Good question 😊
This was already asked on Meta.SE. But neither of the answers received many positive votes there, so I'll quote here, this comment, which received more votes than both answers put together.
While generally OK, I worry that giving someone an answer anyway can encourage bad questions. Knowing that a question is not good for Stack Overflow and will get closed should be a deterrent from asking it. Expecting that you'll still get an answer because people are nice will convince you to ask it anyway, even if you know it will get closed. – yoozer8 Apr 17 '13 at 18:43
Here are the official guidelines on comments:
When shouldn't I comment?
Comments are not recommended for any of the following:

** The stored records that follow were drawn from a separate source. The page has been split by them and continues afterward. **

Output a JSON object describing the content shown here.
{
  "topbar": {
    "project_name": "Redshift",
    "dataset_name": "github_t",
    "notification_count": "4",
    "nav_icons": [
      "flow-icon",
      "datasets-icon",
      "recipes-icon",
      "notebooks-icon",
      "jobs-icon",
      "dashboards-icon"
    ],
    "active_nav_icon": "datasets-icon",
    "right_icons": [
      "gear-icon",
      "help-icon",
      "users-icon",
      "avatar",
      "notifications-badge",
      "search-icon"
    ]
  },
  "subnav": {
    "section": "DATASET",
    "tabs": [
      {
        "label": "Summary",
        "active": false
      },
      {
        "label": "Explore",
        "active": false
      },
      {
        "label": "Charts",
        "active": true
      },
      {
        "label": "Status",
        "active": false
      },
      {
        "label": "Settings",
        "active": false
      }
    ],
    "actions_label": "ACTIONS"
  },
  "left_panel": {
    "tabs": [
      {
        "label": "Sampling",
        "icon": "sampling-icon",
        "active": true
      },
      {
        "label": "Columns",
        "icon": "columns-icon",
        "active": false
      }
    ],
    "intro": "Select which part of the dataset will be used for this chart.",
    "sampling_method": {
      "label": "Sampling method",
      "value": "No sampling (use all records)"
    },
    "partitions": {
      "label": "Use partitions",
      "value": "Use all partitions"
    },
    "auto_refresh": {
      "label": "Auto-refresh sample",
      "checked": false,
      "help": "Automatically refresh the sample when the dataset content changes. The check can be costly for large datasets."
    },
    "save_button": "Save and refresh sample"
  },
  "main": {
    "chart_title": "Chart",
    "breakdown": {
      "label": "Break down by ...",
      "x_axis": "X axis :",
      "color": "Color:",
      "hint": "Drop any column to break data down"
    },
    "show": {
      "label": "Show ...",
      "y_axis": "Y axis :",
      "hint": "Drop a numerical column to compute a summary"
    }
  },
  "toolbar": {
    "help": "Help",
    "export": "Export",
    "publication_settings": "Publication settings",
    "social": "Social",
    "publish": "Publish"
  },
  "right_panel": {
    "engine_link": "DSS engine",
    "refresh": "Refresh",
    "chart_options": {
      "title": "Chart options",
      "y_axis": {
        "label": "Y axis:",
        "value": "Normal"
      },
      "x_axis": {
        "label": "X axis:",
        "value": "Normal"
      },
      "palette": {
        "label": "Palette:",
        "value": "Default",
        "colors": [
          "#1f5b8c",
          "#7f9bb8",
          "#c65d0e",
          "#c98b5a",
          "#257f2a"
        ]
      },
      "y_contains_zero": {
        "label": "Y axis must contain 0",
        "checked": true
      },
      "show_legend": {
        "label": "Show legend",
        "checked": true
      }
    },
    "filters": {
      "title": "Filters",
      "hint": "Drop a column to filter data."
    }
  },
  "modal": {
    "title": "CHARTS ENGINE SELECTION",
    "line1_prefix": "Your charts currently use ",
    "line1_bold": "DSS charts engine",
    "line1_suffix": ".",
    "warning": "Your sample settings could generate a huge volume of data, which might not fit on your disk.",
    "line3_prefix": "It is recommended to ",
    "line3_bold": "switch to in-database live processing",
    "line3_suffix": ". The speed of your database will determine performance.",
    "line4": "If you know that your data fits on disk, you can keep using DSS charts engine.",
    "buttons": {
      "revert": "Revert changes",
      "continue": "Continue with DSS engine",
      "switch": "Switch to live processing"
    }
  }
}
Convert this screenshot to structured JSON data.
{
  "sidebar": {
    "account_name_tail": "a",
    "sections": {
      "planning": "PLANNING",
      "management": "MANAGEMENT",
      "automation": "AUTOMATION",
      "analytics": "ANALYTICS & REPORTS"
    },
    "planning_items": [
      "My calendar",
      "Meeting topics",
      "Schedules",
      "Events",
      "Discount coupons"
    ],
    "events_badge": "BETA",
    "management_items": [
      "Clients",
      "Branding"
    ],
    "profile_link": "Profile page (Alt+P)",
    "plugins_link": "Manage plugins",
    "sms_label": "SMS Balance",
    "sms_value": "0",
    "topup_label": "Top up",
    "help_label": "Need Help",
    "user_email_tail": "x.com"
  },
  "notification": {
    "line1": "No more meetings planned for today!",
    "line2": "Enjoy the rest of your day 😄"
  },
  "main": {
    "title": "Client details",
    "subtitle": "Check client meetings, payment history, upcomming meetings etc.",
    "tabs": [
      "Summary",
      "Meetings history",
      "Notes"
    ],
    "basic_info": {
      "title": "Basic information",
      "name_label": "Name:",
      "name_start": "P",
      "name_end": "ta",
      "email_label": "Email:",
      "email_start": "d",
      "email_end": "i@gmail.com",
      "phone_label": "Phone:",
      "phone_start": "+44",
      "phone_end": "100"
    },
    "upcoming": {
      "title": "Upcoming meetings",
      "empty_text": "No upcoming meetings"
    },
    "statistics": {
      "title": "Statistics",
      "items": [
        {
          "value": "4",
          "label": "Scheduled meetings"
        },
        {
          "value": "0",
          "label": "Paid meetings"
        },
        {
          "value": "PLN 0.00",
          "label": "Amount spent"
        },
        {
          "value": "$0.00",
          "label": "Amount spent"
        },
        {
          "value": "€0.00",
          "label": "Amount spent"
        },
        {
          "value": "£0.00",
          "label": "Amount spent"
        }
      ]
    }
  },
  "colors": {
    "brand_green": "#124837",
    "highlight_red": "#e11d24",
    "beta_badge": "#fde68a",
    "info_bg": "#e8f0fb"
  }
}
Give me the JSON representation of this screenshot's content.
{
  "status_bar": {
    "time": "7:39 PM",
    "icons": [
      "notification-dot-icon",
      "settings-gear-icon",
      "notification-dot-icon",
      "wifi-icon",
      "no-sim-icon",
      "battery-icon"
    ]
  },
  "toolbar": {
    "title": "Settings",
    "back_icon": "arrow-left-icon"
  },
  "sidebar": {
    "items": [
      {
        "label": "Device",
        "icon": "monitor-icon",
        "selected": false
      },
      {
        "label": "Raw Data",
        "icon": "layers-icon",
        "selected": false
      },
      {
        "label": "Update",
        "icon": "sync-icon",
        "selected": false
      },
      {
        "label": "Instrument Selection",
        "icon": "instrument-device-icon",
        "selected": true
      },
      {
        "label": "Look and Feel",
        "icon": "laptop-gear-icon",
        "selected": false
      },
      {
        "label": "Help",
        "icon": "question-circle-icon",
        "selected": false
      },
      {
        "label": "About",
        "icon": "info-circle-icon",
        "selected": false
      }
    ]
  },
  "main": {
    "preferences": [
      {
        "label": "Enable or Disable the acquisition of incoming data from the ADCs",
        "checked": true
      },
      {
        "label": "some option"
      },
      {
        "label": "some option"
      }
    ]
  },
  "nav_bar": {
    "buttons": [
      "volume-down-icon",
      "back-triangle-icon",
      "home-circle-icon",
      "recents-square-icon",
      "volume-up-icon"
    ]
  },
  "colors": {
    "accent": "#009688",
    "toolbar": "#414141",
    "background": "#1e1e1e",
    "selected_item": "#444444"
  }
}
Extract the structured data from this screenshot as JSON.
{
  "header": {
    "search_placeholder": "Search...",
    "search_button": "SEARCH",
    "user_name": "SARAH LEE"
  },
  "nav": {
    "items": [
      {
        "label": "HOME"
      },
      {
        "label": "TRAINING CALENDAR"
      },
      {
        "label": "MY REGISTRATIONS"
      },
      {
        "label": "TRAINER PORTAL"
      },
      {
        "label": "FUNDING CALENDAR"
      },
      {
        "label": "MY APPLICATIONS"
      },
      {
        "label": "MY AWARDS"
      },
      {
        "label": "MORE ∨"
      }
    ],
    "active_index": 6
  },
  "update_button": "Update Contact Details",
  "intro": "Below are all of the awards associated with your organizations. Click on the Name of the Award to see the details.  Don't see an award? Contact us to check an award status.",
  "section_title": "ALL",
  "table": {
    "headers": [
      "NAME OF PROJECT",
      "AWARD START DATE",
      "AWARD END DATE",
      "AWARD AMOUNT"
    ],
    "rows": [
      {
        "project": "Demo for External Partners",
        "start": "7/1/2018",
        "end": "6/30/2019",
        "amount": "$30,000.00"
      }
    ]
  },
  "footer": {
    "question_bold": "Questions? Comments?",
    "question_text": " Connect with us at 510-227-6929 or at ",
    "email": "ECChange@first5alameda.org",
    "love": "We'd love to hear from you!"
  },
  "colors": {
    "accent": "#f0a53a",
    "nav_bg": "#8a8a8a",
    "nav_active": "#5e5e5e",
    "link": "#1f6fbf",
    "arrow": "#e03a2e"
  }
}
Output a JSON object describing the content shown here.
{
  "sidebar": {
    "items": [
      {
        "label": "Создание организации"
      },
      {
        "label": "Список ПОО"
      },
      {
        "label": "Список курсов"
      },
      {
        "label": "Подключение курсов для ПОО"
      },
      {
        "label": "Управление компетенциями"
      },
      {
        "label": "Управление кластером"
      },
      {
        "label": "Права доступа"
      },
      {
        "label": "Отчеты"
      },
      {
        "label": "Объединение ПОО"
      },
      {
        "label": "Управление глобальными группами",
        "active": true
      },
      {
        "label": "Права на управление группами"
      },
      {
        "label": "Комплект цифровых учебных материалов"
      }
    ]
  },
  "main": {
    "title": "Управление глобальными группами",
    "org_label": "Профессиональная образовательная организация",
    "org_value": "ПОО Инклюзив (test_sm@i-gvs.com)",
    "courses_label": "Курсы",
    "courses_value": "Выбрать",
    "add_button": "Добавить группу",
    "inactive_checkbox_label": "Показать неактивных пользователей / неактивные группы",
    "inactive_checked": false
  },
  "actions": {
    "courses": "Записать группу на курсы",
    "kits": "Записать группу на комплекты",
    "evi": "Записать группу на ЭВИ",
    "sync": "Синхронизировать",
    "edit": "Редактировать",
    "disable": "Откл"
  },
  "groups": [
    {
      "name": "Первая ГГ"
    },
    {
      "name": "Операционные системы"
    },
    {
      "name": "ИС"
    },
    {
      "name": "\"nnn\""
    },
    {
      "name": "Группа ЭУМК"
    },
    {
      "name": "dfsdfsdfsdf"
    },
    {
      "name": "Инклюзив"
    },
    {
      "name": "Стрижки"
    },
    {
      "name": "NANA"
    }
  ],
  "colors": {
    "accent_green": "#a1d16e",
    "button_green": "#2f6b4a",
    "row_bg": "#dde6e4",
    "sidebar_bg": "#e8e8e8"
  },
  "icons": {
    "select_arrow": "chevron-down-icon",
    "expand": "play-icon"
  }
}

Suggesting corrections that don't fundamentally change the meaning of
the post; instead, make or suggest an edit;
Answering a question or providing an alternate solution to an existing answer; instead, post an actual answer (or edit to expand an existing one);
Compliments which do not add new information ("+1, great answer!"); instead, up-vote it and pay it forward;
Criticisms which do not add anything constructive ("-1, see previous comments you scallywag!"); instead, down-vote (and provide or up-vote a better answer if appropriate);
Secondary discussion or debating a controversial point; please use
chat instead; Discussion of community behavior or site policies;
please use meta instead.
When should I comment?
You should submit a comment if you want to:
Request clarification from the author;
Leave constructive criticism that guides the author in improving the post;
Add relevant but minor or transient information to a post (e.g. a link to a related question, or an alert to the author that the question has been updated).
The guidelines are pretty clear: Answering in comments is not recommended for either open or closed posts.
So it is up to the site moderators to enforce it or not.